First thing RPG has to do is take Srp_Value_Rate and divide it by 100. So Srp_Value_Rate is a 5,2 field... and 100 is a 3-digit field. What's the maximum possible digits to the left of the decimal place when dividing a 5,2 by a 3,0 field? still 3 digits, right? There are no decimal places in a 3,0 field, so division can't make the number higher.

So, since you can only have max 3-digits to the left of the decimal place, the intermediate result will be 30,27 by default (30 digits with 27 decimal places). And if Srp_Value_rate=40, that means you'll have

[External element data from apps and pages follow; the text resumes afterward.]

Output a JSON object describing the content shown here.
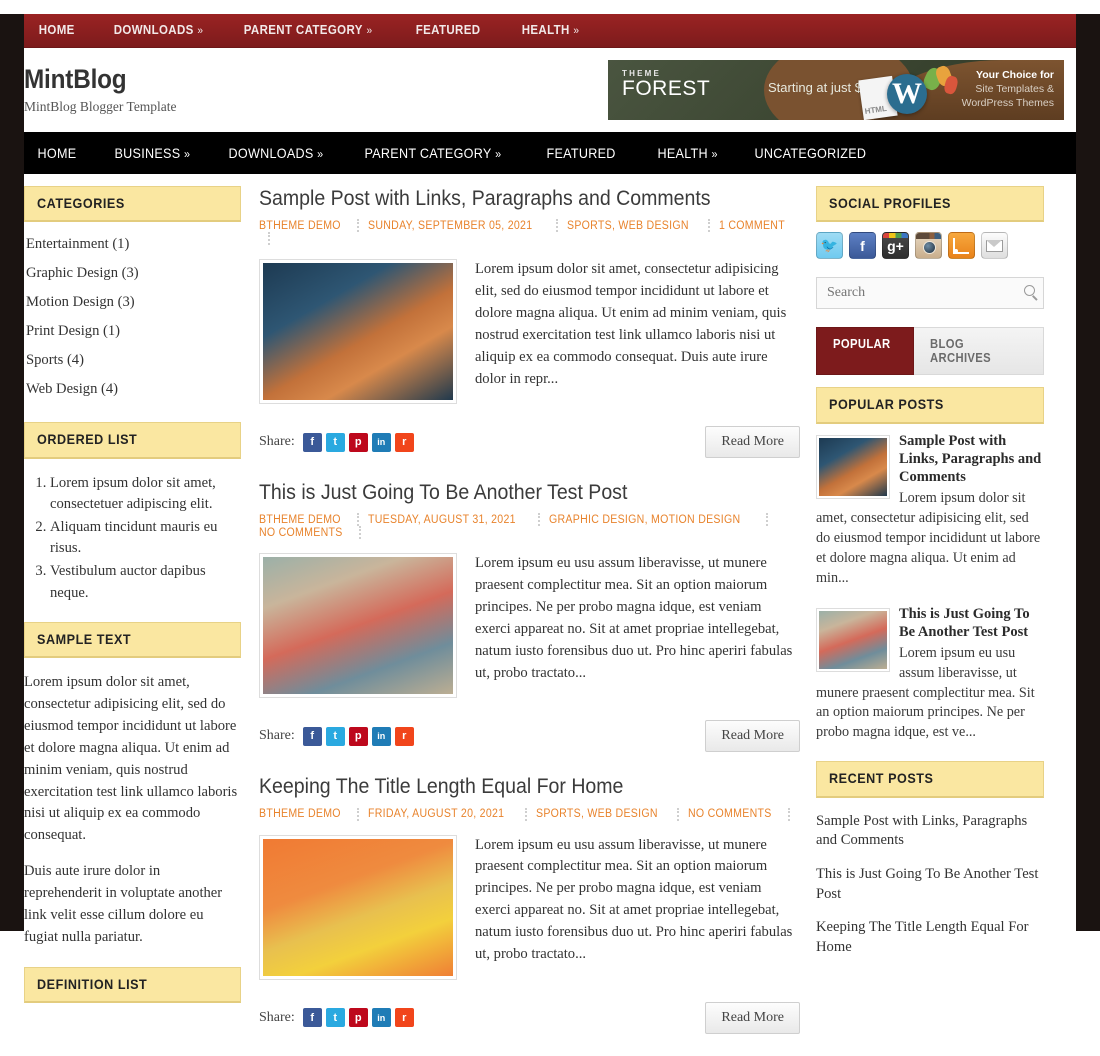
{
  "topnav": {
    "items": [
      {
        "label": "HOME",
        "caret": ""
      },
      {
        "label": "DOWNLOADS",
        "caret": "»"
      },
      {
        "label": "PARENT CATEGORY",
        "caret": "»"
      },
      {
        "label": "FEATURED",
        "caret": ""
      },
      {
        "label": "HEALTH",
        "caret": "»"
      }
    ]
  },
  "header": {
    "title": "MintBlog",
    "tagline": "MintBlog Blogger Template",
    "ad": {
      "logo_top": "THEME",
      "logo_main": "FOREST",
      "price": "Starting at just $10",
      "arrow": "►",
      "right_line1": "Your Choice for",
      "right_line2": "Site Templates &",
      "right_line3": "WordPress Themes",
      "doc_label": "HTML"
    }
  },
  "mainnav": {
    "items": [
      {
        "label": "HOME",
        "caret": ""
      },
      {
        "label": "BUSINESS",
        "caret": "»"
      },
      {
        "label": "DOWNLOADS",
        "caret": "»"
      },
      {
        "label": "PARENT CATEGORY",
        "caret": "»"
      },
      {
        "label": "FEATURED",
        "caret": ""
      },
      {
        "label": "HEALTH",
        "caret": "»"
      },
      {
        "label": "UNCATEGORIZED",
        "caret": ""
      }
    ]
  },
  "sidebar_left": {
    "categories": {
      "title": "CATEGORIES",
      "items": [
        "Entertainment (1)",
        "Graphic Design (3)",
        "Motion Design (3)",
        "Print Design (1)",
        "Sports (4)",
        "Web Design (4)"
      ]
    },
    "ordered_list": {
      "title": "ORDERED LIST",
      "items": [
        "Lorem ipsum dolor sit amet, consectetuer adipiscing elit.",
        "Aliquam tincidunt mauris eu risus.",
        "Vestibulum auctor dapibus neque."
      ]
    },
    "sample_text": {
      "title": "SAMPLE TEXT",
      "paragraphs": [
        "Lorem ipsum dolor sit amet, consectetur adipisicing elit, sed do eiusmod tempor incididunt ut labore et dolore magna aliqua. Ut enim ad minim veniam, quis nostrud exercitation test link ullamco laboris nisi ut aliquip ex ea commodo consequat.",
        "Duis aute irure dolor in reprehenderit in voluptate another link velit esse cillum dolore eu fugiat nulla pariatur."
      ]
    },
    "definition_list": {
      "title": "DEFINITION LIST"
    }
  },
  "posts": [
    {
      "title": "Sample Post with Links, Paragraphs and Comments",
      "author": "BTHEME DEMO",
      "date": "SUNDAY, SEPTEMBER 05, 2021",
      "categories": "SPORTS, WEB DESIGN",
      "comments": "1 COMMENT",
      "excerpt": "Lorem ipsum dolor sit amet, consectetur adipisicing elit, sed do eiusmod tempor incididunt ut labore et dolore magna aliqua. Ut enim ad minim veniam, quis nostrud exercitation test link ullamco laboris nisi ut aliquip ex ea commodo consequat. Duis aute irure dolor in repr...",
      "read_more": "Read More",
      "share_label": "Share:"
    },
    {
      "title": "This is Just Going To Be Another Test Post",
      "author": "BTHEME DEMO",
      "date": "TUESDAY, AUGUST 31, 2021",
      "categories": "GRAPHIC DESIGN, MOTION DESIGN",
      "comments": "NO COMMENTS",
      "excerpt": "Lorem ipsum eu usu assum liberavisse, ut munere praesent complectitur mea. Sit an option maiorum principes. Ne per probo magna idque, est veniam exerci appareat no. Sit at amet propriae intellegebat, natum iusto forensibus duo ut. Pro hinc aperiri fabulas ut, probo tractato...",
      "read_more": "Read More",
      "share_label": "Share:"
    },
    {
      "title": "Keeping The Title Length Equal For Home",
      "author": "BTHEME DEMO",
      "date": "FRIDAY, AUGUST 20, 2021",
      "categories": "SPORTS, WEB DESIGN",
      "comments": "NO COMMENTS",
      "excerpt": "Lorem ipsum eu usu assum liberavisse, ut munere praesent complectitur mea. Sit an option maiorum principes. Ne per probo magna idque, est veniam exerci appareat no. Sit at amet propriae intellegebat, natum iusto forensibus duo ut. Pro hinc aperiri fabulas ut, probo tractato...",
      "read_more": "Read More",
      "share_label": "Share:"
    }
  ],
  "share_buttons": [
    {
      "name": "facebook",
      "glyph": "f"
    },
    {
      "name": "twitter",
      "glyph": "t"
    },
    {
      "name": "pinterest",
      "glyph": "p"
    },
    {
      "name": "linkedin",
      "glyph": "in"
    },
    {
      "name": "reddit",
      "glyph": "r"
    }
  ],
  "sidebar_right": {
    "social": {
      "title": "SOCIAL PROFILES",
      "items": [
        "twitter",
        "facebook",
        "google-plus",
        "instagram",
        "rss",
        "email"
      ]
    },
    "search": {
      "placeholder": "Search",
      "value": ""
    },
    "tabs": [
      {
        "label": "POPULAR",
        "active": true
      },
      {
        "label": "BLOG ARCHIVES",
        "active": false
      }
    ],
    "popular": {
      "title": "POPULAR POSTS",
      "items": [
        {
          "title": "Sample Post with Links, Paragraphs and Comments",
          "excerpt": "Lorem ipsum dolor sit amet, consectetur adipisicing elit, sed do eiusmod tempor incididunt ut labore et dolore magna aliqua. Ut enim ad min..."
        },
        {
          "title": "This is Just Going To Be Another Test Post",
          "excerpt": "Lorem ipsum eu usu assum liberavisse, ut munere praesent complectitur mea. Sit an option maiorum principes. Ne per probo magna idque, est ve..."
        }
      ]
    },
    "recent": {
      "title": "RECENT POSTS",
      "items": [
        "Sample Post with Links, Paragraphs and Comments",
        "This is Just Going To Be Another Test Post",
        "Keeping The Title Length Equal For Home"
      ]
    }
  },
  "colors": {
    "maroon": "#7d1b1c",
    "orange": "#e8832c",
    "widget_header": "#fae7a1",
    "black_nav": "#000000"
  }
}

Srp_Value_Rate / 100
000.400000000000000000000000000

Now subtract that value from 1. So you have a 1,0 field subtracting a 30,27 field? Whats the max digits to the left of the decimal place? it's one higher, because it could potentially overflow into a 4th digit (-9 - -999 = -1018) so you'll now have a 30,26 intermediate result

1 - (Srp_Value_Rate / 100)
000.600000000000000000000000000

This is silly because you don't *need* 26 decimal places here -- but RPG thinks you do. You really only need 2.

Now RPG needs to divide Current_Srp_Value by that intermediate result. (Dividing by an intermediate result is often messy because RPG maxes out the decimal places using the *MAXDIGITS style, which means the digits to the left goes through the roof).

So you hae a 11,4 field divided by a 30,26 field. How many maximum digits to the left? The maximum possible value of a 11,4 divided by a 30,26 would be yikes, 37 digits to the left of the decimal place? That won't fit into RPG's default 30 digit intermediate result fields, so it'll eliminate all of the decimal places so that, at least the whole numbers will be preserved.

current_base / (1 - (Srp_Value_Rate / 100))
000000000000000000000000000004

So that's what RPG is doing under the covers -- and is the reason why you're having this problem. At first glance, it might sound like increasing the size of the intermediate field from 30 digits to 63 digits might help -- but it won't. Because the intermediate result of the first two calculations will end up being 59 decimal places instead of 26, thus creating the same problem (just in a larger field)

Personally, I'd solve the problem by doing this:

eval(h) current_srp_value = Current_base
/ %dec(1 - (Srp_Value_rate/100): 6: 2);

I've used the %DEC() BIF to control the size of the intermediate result. I've told RPG that the intermediate result of the first two steps of the
expression should be a 6,2 field -- that way, it won't calculate 26 decimal positions in the intermdiate result.

Then the final division results in a maximum of 13 digit intermediate field, leaving 17 decimal positions, more than enough space for your purposes, and the EVAL(H) then rounds it off to 2 decimal places, as you'd expect.

That's the optimal solution -- but requires someone to sit down and figure out what RPG is doing in order to know where to put the %DEC() and know how big to make it. So it requires a total geek like me. :) I mean, really, who does that???

An easier solution is to specify EXPROPTS(*RESDECPOS) on the H-spec, or the R extender on the EVAL. In either case, that tells RPG not to drop all of it's decimal places for it's intermediate result fields. Instead, it'll force the intermediates to have as many decimal places as the result.

eval(hr) current_srp_value = Current_base
/ (1 - (Srp_Value_rate/100));

Have a lovely day.

Jeff Young wrote:
I have the following instruction in my program:
Eval(H) Current_SRP_Value = Current_Base / (1 - (SRP_Value_Rate / 100));

ATTR current_srp_value TYPE = PACKED(9,2), LENGTH = 5 BYTES ATTR current_base TYPE = PACKED(11,4), LENGTH = 6 BYTES ATTR srp_value_rate TYPE = PACKED(5,2), LENGTH = 3 BYTES
EVAL SRP_Value_Rate SRP_VALUE_RATE = 040.00 EVAL Current_Base CURRENT_BASE = 0000002.7938

The result being returned is 4.00.
When using a calculator, I get the value 4.6563333333333333.

I would expect the result to be 4.66.

Do I need to specify Eval(RH) to get the desired result?
I am on V5R4.

Thanks,
Jeff Young Sr. Programmer Analyst
IBM -e(logo) server Certified Systems Exper - iSeries Technical Solutions V5R2 IBM Certified Specialist- e(logo) server i5Series Technical Solutions Designer V5R3
IBM Certified Specialist- e(logo)server i5Series Technical Solutions Implementer V5R3